The problem >> From the data below, return each line in which the string "true" is found.
Start of Block
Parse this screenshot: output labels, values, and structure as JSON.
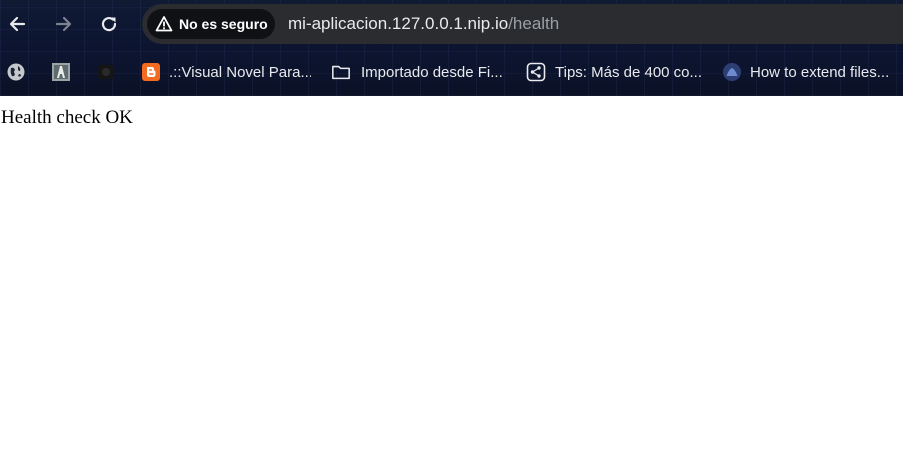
{
  "toolbar": {
    "back_icon": "arrow-left-icon",
    "forward_icon": "arrow-right-icon",
    "reload_icon": "reload-icon"
  },
  "omnibox": {
    "security_label": "No es seguro",
    "url_host": "mi-aplicacion.127.0.0.1.nip.io",
    "url_path": "/health"
  },
  "bookmarks": [
    {
      "icon": "globe-icon",
      "label": ""
    },
    {
      "icon": "bookmark-favicon-icon",
      "label": ""
    },
    {
      "icon": "bookmark-favicon-dark-icon",
      "label": ""
    },
    {
      "icon": "blogger-icon",
      "label": ".::Visual Novel Para..."
    },
    {
      "icon": "folder-icon",
      "label": "Importado desde Fi..."
    },
    {
      "icon": "share-icon",
      "label": "Tips: Más de 400 co..."
    },
    {
      "icon": "drop-icon",
      "label": "How to extend files..."
    }
  ],
  "page": {
    "body_text": "Health check OK"
  },
  "colors": {
    "frame_bg": "#0c1430",
    "omnibox_bg": "#2a2c30",
    "chip_bg": "#101114",
    "url_host": "#e8eaed",
    "url_path": "#9aa0a6",
    "blogger_orange": "#f26b21",
    "page_bg": "#ffffff"
  }
}
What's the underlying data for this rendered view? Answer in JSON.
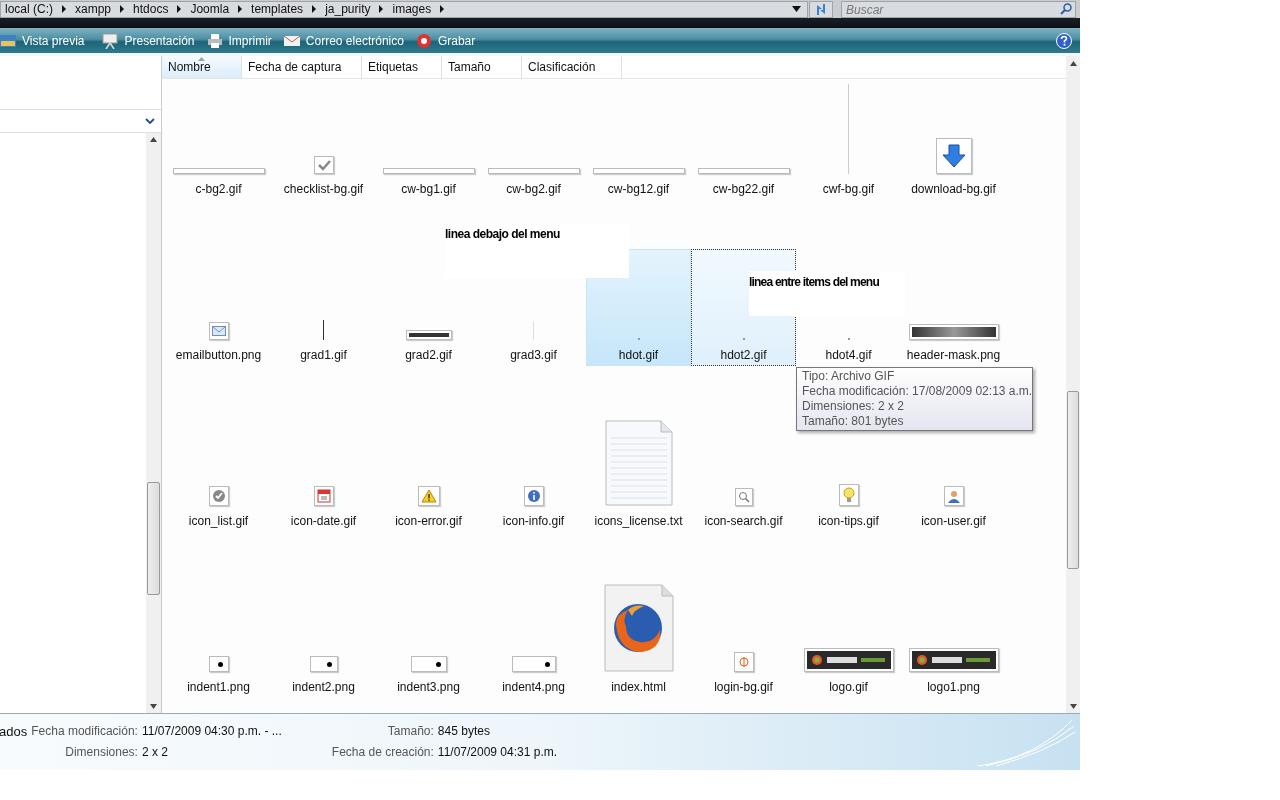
{
  "address_bar": {
    "crumbs": [
      "local (C:)",
      "xampp",
      "htdocs",
      "Joomla",
      "templates",
      "ja_purity",
      "images"
    ]
  },
  "search": {
    "placeholder": "Buscar"
  },
  "toolbar": {
    "items": [
      {
        "label": "Vista previa",
        "kind": "preview"
      },
      {
        "label": "Presentación",
        "kind": "slideshow"
      },
      {
        "label": "Imprimir",
        "kind": "print"
      },
      {
        "label": "Correo electrónico",
        "kind": "mail"
      },
      {
        "label": "Grabar",
        "kind": "burn"
      }
    ]
  },
  "columns": [
    {
      "label": "Nombre",
      "selected": true
    },
    {
      "label": "Fecha de captura",
      "selected": false
    },
    {
      "label": "Etiquetas",
      "selected": false
    },
    {
      "label": "Tamaño",
      "selected": false
    },
    {
      "label": "Clasificación",
      "selected": false
    }
  ],
  "files": [
    {
      "name": "c-bg2.gif",
      "kind": "bar",
      "selected": false,
      "focused": false
    },
    {
      "name": "checklist-bg.gif",
      "kind": "check",
      "selected": false,
      "focused": false
    },
    {
      "name": "cw-bg1.gif",
      "kind": "bar",
      "selected": false,
      "focused": false
    },
    {
      "name": "cw-bg2.gif",
      "kind": "bar",
      "selected": false,
      "focused": false
    },
    {
      "name": "cw-bg12.gif",
      "kind": "bar",
      "selected": false,
      "focused": false
    },
    {
      "name": "cw-bg22.gif",
      "kind": "bar",
      "selected": false,
      "focused": false
    },
    {
      "name": "cwf-bg.gif",
      "kind": "tall-line",
      "selected": false,
      "focused": false
    },
    {
      "name": "download-bg.gif",
      "kind": "download",
      "selected": false,
      "focused": false
    },
    {
      "name": "emailbutton.png",
      "kind": "mail",
      "selected": false,
      "focused": false
    },
    {
      "name": "grad1.gif",
      "kind": "vline",
      "selected": false,
      "focused": false
    },
    {
      "name": "grad2.gif",
      "kind": "thick",
      "selected": false,
      "focused": false
    },
    {
      "name": "grad3.gif",
      "kind": "faint-line",
      "selected": false,
      "focused": false
    },
    {
      "name": "hdot.gif",
      "kind": "dot",
      "selected": true,
      "focused": false
    },
    {
      "name": "hdot2.gif",
      "kind": "dot",
      "selected": true,
      "focused": true
    },
    {
      "name": "hdot4.gif",
      "kind": "dot",
      "selected": false,
      "focused": false
    },
    {
      "name": "header-mask.png",
      "kind": "gradient",
      "selected": false,
      "focused": false
    },
    {
      "name": "icon_list.gif",
      "kind": "check-circle",
      "selected": false,
      "focused": false
    },
    {
      "name": "icon-date.gif",
      "kind": "calendar",
      "selected": false,
      "focused": false
    },
    {
      "name": "icon-error.gif",
      "kind": "warning",
      "selected": false,
      "focused": false
    },
    {
      "name": "icon-info.gif",
      "kind": "info",
      "selected": false,
      "focused": false
    },
    {
      "name": "icons_license.txt",
      "kind": "document",
      "selected": false,
      "focused": false
    },
    {
      "name": "icon-search.gif",
      "kind": "magnifier",
      "selected": false,
      "focused": false
    },
    {
      "name": "icon-tips.gif",
      "kind": "bulb",
      "selected": false,
      "focused": false
    },
    {
      "name": "icon-user.gif",
      "kind": "user",
      "selected": false,
      "focused": false
    },
    {
      "name": "indent1.png",
      "kind": "indent1",
      "selected": false,
      "focused": false
    },
    {
      "name": "indent2.png",
      "kind": "indent2",
      "selected": false,
      "focused": false
    },
    {
      "name": "indent3.png",
      "kind": "indent3",
      "selected": false,
      "focused": false
    },
    {
      "name": "indent4.png",
      "kind": "indent4",
      "selected": false,
      "focused": false
    },
    {
      "name": "index.html",
      "kind": "browser-file",
      "selected": false,
      "focused": false
    },
    {
      "name": "login-bg.gif",
      "kind": "login",
      "selected": false,
      "focused": false
    },
    {
      "name": "logo.gif",
      "kind": "logo",
      "selected": false,
      "focused": false
    },
    {
      "name": "logo1.png",
      "kind": "logo",
      "selected": false,
      "focused": false
    }
  ],
  "annotations": [
    {
      "text": "linea debajo del menu"
    },
    {
      "text": "linea entre items del menu"
    }
  ],
  "tooltip": {
    "lines": [
      "Tipo: Archivo GIF",
      "Fecha modificación: 17/08/2009 02:13 a.m.",
      "Dimensiones: 2 x 2",
      "Tamaño: 801 bytes"
    ]
  },
  "details": {
    "cut_text": "ados",
    "fields": [
      {
        "label": "Fecha modificación:",
        "value": "11/07/2009 04:30 p.m. - ..."
      },
      {
        "label": "Tamaño:",
        "value": "845 bytes"
      },
      {
        "label": "Dimensiones:",
        "value": "2 x 2"
      },
      {
        "label": "Fecha de creación:",
        "value": "11/07/2009 04:31 p.m."
      }
    ]
  }
}
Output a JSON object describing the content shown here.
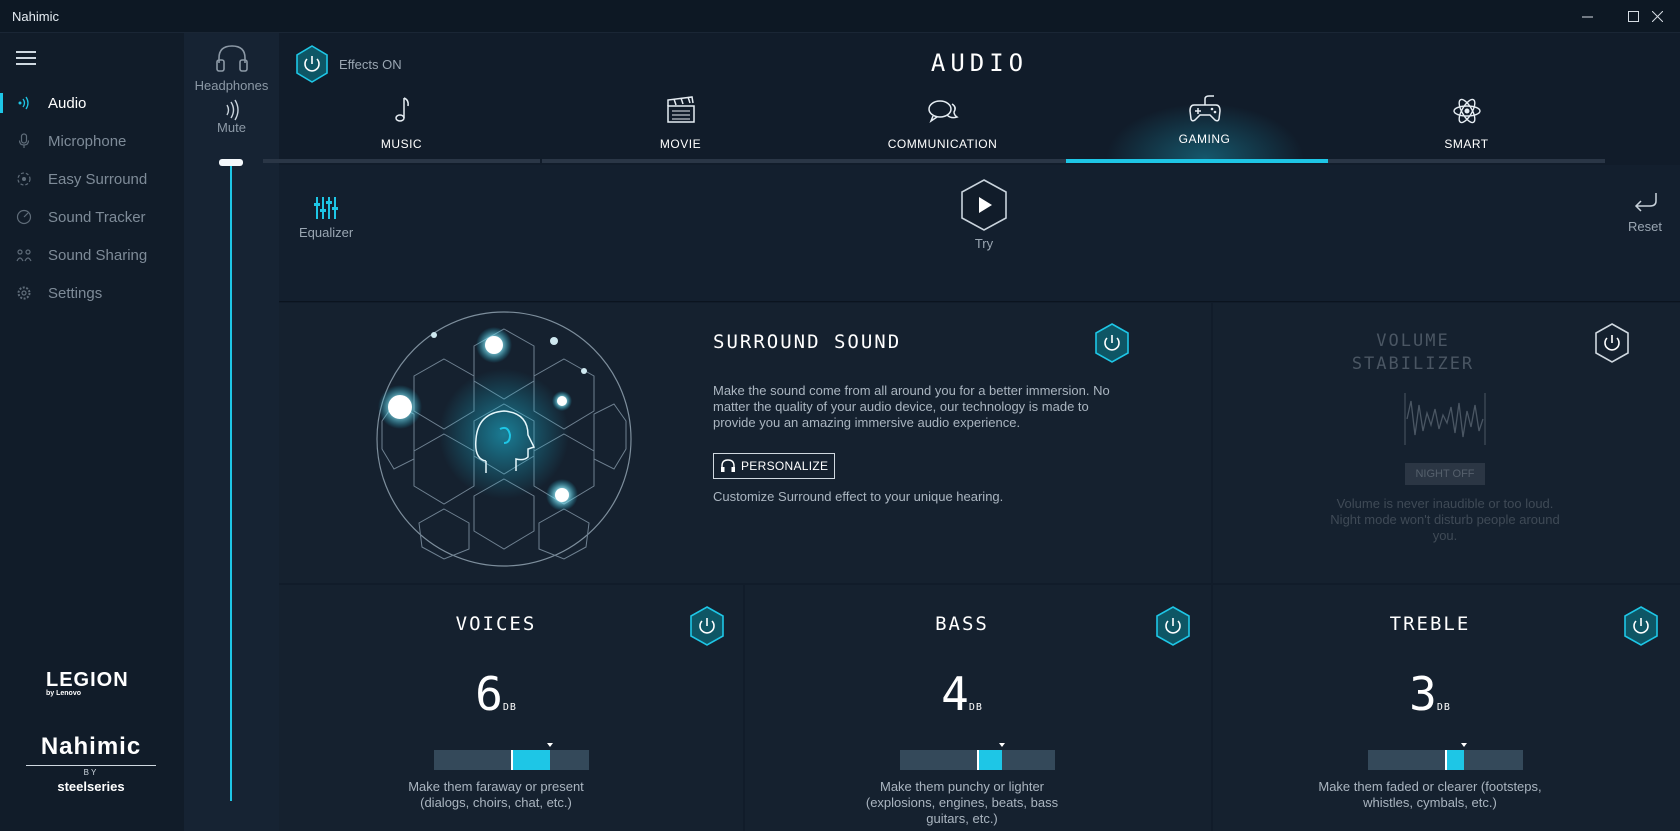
{
  "window": {
    "title": "Nahimic"
  },
  "sidebar": {
    "items": [
      {
        "label": "Audio",
        "icon": "audio-waves-icon",
        "active": true
      },
      {
        "label": "Microphone",
        "icon": "microphone-icon"
      },
      {
        "label": "Easy Surround",
        "icon": "surround-icon"
      },
      {
        "label": "Sound Tracker",
        "icon": "tracker-icon"
      },
      {
        "label": "Sound Sharing",
        "icon": "sharing-icon"
      },
      {
        "label": "Settings",
        "icon": "gear-icon"
      }
    ],
    "brand": {
      "legion": "LEGION",
      "legion_sub": "by Lenovo",
      "nahimic": "Nahimic",
      "by": "BY",
      "steelseries": "steelseries"
    }
  },
  "device": {
    "name": "Headphones",
    "mute_label": "Mute",
    "volume_percent": 100
  },
  "header": {
    "effects_label": "Effects ON",
    "title": "AUDIO"
  },
  "tabs": [
    {
      "label": "MUSIC",
      "icon": "music-note-icon"
    },
    {
      "label": "MOVIE",
      "icon": "clapperboard-icon"
    },
    {
      "label": "COMMUNICATION",
      "icon": "chat-bubbles-icon"
    },
    {
      "label": "GAMING",
      "icon": "gamepad-icon",
      "active": true
    },
    {
      "label": "SMART",
      "icon": "atom-icon"
    }
  ],
  "toolbar": {
    "equalizer": "Equalizer",
    "try": "Try",
    "reset": "Reset"
  },
  "surround": {
    "title": "SURROUND SOUND",
    "description": "Make the sound come from all around you for a better immersion. No matter the quality of your audio device, our technology is made to provide you an amazing immersive audio experience.",
    "personalize": "PERSONALIZE",
    "personalize_hint": "Customize Surround effect to your unique hearing."
  },
  "volume_stabilizer": {
    "title_line1": "VOLUME",
    "title_line2": "STABILIZER",
    "night_button": "NIGHT OFF",
    "description": "Volume is never inaudible or too loud. Night mode won't disturb people around you."
  },
  "voices": {
    "title": "VOICES",
    "value": "6",
    "unit": "DB",
    "slider_fraction": 0.75,
    "description": "Make them faraway or present (dialogs, choirs, chat, etc.)"
  },
  "bass": {
    "title": "BASS",
    "value": "4",
    "unit": "DB",
    "slider_fraction": 0.66,
    "description": "Make them punchy or lighter (explosions, engines, beats, bass guitars, etc.)"
  },
  "treble": {
    "title": "TREBLE",
    "value": "3",
    "unit": "DB",
    "slider_fraction": 0.62,
    "description": "Make them faded or clearer (footsteps, whistles, cymbals, etc.)"
  },
  "colors": {
    "accent": "#1ec6e6",
    "background": "#111c2a",
    "panel": "#15212f"
  }
}
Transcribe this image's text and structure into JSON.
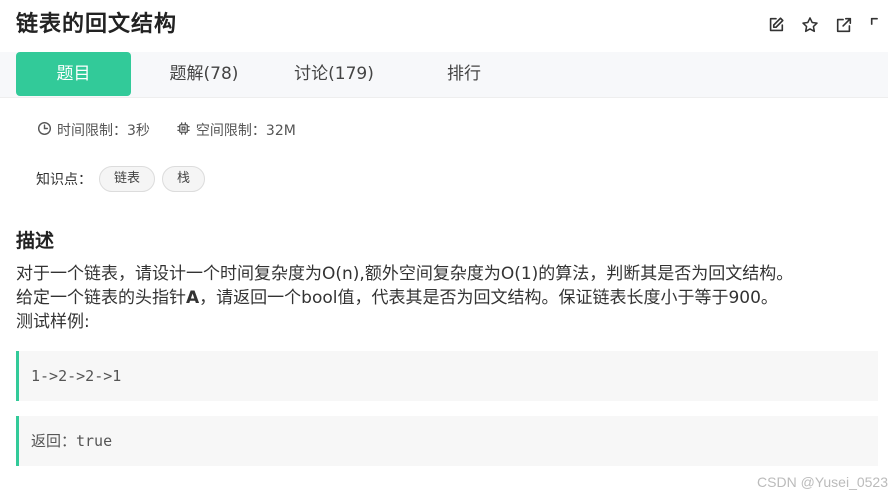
{
  "header": {
    "title": "链表的回文结构",
    "icons": [
      "edit-icon",
      "star-icon",
      "share-icon",
      "fullscreen-icon"
    ]
  },
  "tabs": [
    {
      "label": "题目",
      "active": true
    },
    {
      "label": "题解(78)",
      "active": false
    },
    {
      "label": "讨论(179)",
      "active": false
    },
    {
      "label": "排行",
      "active": false
    }
  ],
  "limits": {
    "time": "时间限制：3秒",
    "memory": "空间限制：32M"
  },
  "knowledge": {
    "label": "知识点：",
    "tags": [
      "链表",
      "栈"
    ]
  },
  "description": {
    "heading": "描述",
    "line1": "对于一个链表，请设计一个时间复杂度为O(n),额外空间复杂度为O(1)的算法，判断其是否为回文结构。",
    "line2_prefix": "给定一个链表的头指针",
    "line2_bold": "A",
    "line2_suffix": "，请返回一个bool值，代表其是否为回文结构。保证链表长度小于等于900。",
    "line3": "测试样例:"
  },
  "examples": {
    "input": "1->2->2->1",
    "output": "返回：true"
  },
  "watermark": "CSDN @Yusei_0523",
  "colors": {
    "accent": "#32ca99",
    "tabbar_bg": "#f7f8fa"
  }
}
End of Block
Answer space >>
      "selected": true
      "selected": true,
      "selected": true,
      "focused": true
        "active": true
      "active": true
      "active": true
    "output": "返回：true"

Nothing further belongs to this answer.